Repeat the data word for word and skip the pictures.

┏━━

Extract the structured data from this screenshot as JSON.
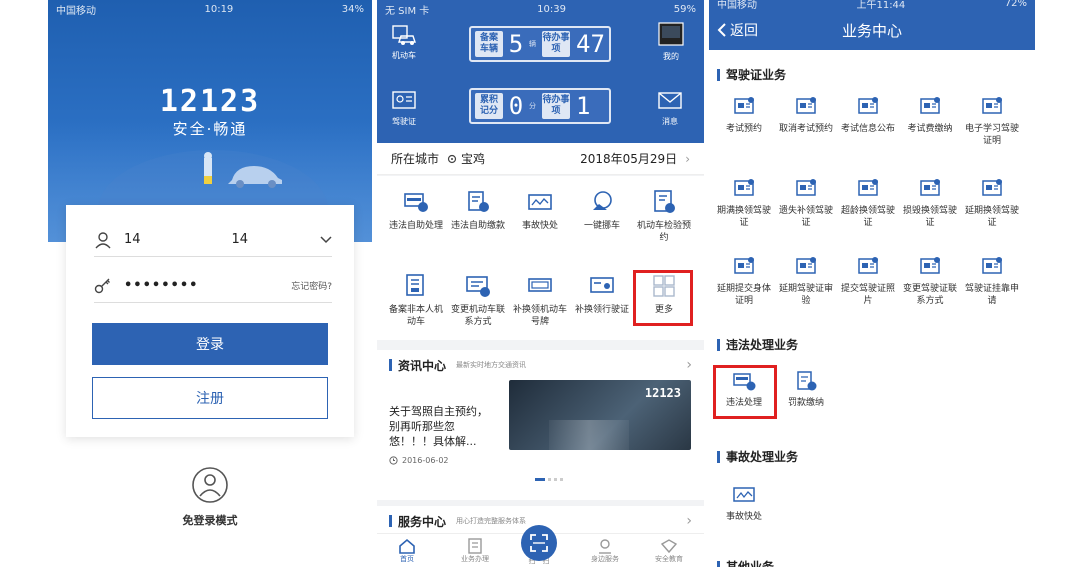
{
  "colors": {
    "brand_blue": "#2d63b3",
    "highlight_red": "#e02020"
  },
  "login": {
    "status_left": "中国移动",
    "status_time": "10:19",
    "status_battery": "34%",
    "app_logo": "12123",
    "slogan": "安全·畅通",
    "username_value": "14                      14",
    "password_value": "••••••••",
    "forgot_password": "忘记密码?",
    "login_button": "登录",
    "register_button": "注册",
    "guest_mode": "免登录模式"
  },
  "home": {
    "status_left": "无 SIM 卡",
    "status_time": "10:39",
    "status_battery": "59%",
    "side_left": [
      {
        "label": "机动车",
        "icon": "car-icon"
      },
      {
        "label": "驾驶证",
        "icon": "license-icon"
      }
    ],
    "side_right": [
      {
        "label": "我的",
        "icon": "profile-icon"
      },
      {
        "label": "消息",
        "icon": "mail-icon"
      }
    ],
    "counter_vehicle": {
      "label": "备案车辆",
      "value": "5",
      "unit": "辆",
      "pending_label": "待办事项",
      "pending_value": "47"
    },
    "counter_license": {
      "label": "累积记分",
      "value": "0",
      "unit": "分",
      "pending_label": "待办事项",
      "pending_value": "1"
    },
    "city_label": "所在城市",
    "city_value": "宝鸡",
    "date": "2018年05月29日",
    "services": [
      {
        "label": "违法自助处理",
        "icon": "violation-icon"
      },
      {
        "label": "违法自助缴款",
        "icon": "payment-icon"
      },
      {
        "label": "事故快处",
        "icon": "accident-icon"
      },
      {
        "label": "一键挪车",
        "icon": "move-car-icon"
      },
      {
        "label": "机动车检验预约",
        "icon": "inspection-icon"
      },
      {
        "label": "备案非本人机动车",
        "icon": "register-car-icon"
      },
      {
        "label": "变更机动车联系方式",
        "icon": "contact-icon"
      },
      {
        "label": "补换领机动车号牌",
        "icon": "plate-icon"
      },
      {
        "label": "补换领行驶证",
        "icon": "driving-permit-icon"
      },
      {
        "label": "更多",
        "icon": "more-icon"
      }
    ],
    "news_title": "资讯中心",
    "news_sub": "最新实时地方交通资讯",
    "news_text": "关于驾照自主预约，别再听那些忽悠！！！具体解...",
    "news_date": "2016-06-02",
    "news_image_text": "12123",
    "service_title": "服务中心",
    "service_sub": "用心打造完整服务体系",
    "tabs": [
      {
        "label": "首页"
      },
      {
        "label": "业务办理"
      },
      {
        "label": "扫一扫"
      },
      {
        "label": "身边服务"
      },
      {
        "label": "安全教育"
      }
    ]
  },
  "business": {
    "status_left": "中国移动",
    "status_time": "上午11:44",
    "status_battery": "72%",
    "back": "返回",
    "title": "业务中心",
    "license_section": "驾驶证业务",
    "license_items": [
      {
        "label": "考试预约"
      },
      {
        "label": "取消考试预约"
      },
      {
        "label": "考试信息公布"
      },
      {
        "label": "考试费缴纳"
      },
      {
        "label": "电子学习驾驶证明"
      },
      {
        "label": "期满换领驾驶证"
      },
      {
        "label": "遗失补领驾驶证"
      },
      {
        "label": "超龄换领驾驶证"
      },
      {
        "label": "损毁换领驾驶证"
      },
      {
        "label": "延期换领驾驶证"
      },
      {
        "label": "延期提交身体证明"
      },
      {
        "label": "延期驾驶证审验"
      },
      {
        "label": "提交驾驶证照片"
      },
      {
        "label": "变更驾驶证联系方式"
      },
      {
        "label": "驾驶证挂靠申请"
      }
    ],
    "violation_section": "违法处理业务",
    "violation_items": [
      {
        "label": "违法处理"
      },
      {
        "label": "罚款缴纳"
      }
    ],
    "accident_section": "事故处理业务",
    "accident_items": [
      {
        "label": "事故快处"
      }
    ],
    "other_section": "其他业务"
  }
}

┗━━

TASK SOLUTION ▸
Extract the structured data from this screenshot as JSON.
{
  "colors": {
    "brand_blue": "#2d63b3",
    "highlight_red": "#e02020"
  },
  "login": {
    "status_left": "中国移动",
    "status_time": "10:19",
    "status_battery": "34%",
    "app_logo": "12123",
    "slogan": "安全·畅通",
    "username_value": "14                      14",
    "password_value": "••••••••",
    "forgot_password": "忘记密码?",
    "login_button": "登录",
    "register_button": "注册",
    "guest_mode": "免登录模式"
  },
  "home": {
    "status_left": "无 SIM 卡",
    "status_time": "10:39",
    "status_battery": "59%",
    "side_left": [
      {
        "label": "机动车",
        "icon": "car-icon"
      },
      {
        "label": "驾驶证",
        "icon": "license-icon"
      }
    ],
    "side_right": [
      {
        "label": "我的",
        "icon": "profile-icon"
      },
      {
        "label": "消息",
        "icon": "mail-icon"
      }
    ],
    "counter_vehicle": {
      "label": "备案车辆",
      "value": "5",
      "unit": "辆",
      "pending_label": "待办事项",
      "pending_value": "47"
    },
    "counter_license": {
      "label": "累积记分",
      "value": "0",
      "unit": "分",
      "pending_label": "待办事项",
      "pending_value": "1"
    },
    "city_label": "所在城市",
    "city_value": "宝鸡",
    "date": "2018年05月29日",
    "services": [
      {
        "label": "违法自助处理",
        "icon": "violation-icon"
      },
      {
        "label": "违法自助缴款",
        "icon": "payment-icon"
      },
      {
        "label": "事故快处",
        "icon": "accident-icon"
      },
      {
        "label": "一键挪车",
        "icon": "move-car-icon"
      },
      {
        "label": "机动车检验预约",
        "icon": "inspection-icon"
      },
      {
        "label": "备案非本人机动车",
        "icon": "register-car-icon"
      },
      {
        "label": "变更机动车联系方式",
        "icon": "contact-icon"
      },
      {
        "label": "补换领机动车号牌",
        "icon": "plate-icon"
      },
      {
        "label": "补换领行驶证",
        "icon": "driving-permit-icon"
      },
      {
        "label": "更多",
        "icon": "more-icon"
      }
    ],
    "news_title": "资讯中心",
    "news_sub": "最新实时地方交通资讯",
    "news_text": "关于驾照自主预约，别再听那些忽悠！！！具体解...",
    "news_date": "2016-06-02",
    "news_image_text": "12123",
    "service_title": "服务中心",
    "service_sub": "用心打造完整服务体系",
    "tabs": [
      {
        "label": "首页"
      },
      {
        "label": "业务办理"
      },
      {
        "label": "扫一扫"
      },
      {
        "label": "身边服务"
      },
      {
        "label": "安全教育"
      }
    ]
  },
  "business": {
    "status_left": "中国移动",
    "status_time": "上午11:44",
    "status_battery": "72%",
    "back": "返回",
    "title": "业务中心",
    "license_section": "驾驶证业务",
    "license_items": [
      {
        "label": "考试预约"
      },
      {
        "label": "取消考试预约"
      },
      {
        "label": "考试信息公布"
      },
      {
        "label": "考试费缴纳"
      },
      {
        "label": "电子学习驾驶证明"
      },
      {
        "label": "期满换领驾驶证"
      },
      {
        "label": "遗失补领驾驶证"
      },
      {
        "label": "超龄换领驾驶证"
      },
      {
        "label": "损毁换领驾驶证"
      },
      {
        "label": "延期换领驾驶证"
      },
      {
        "label": "延期提交身体证明"
      },
      {
        "label": "延期驾驶证审验"
      },
      {
        "label": "提交驾驶证照片"
      },
      {
        "label": "变更驾驶证联系方式"
      },
      {
        "label": "驾驶证挂靠申请"
      }
    ],
    "violation_section": "违法处理业务",
    "violation_items": [
      {
        "label": "违法处理"
      },
      {
        "label": "罚款缴纳"
      }
    ],
    "accident_section": "事故处理业务",
    "accident_items": [
      {
        "label": "事故快处"
      }
    ],
    "other_section": "其他业务"
  }
}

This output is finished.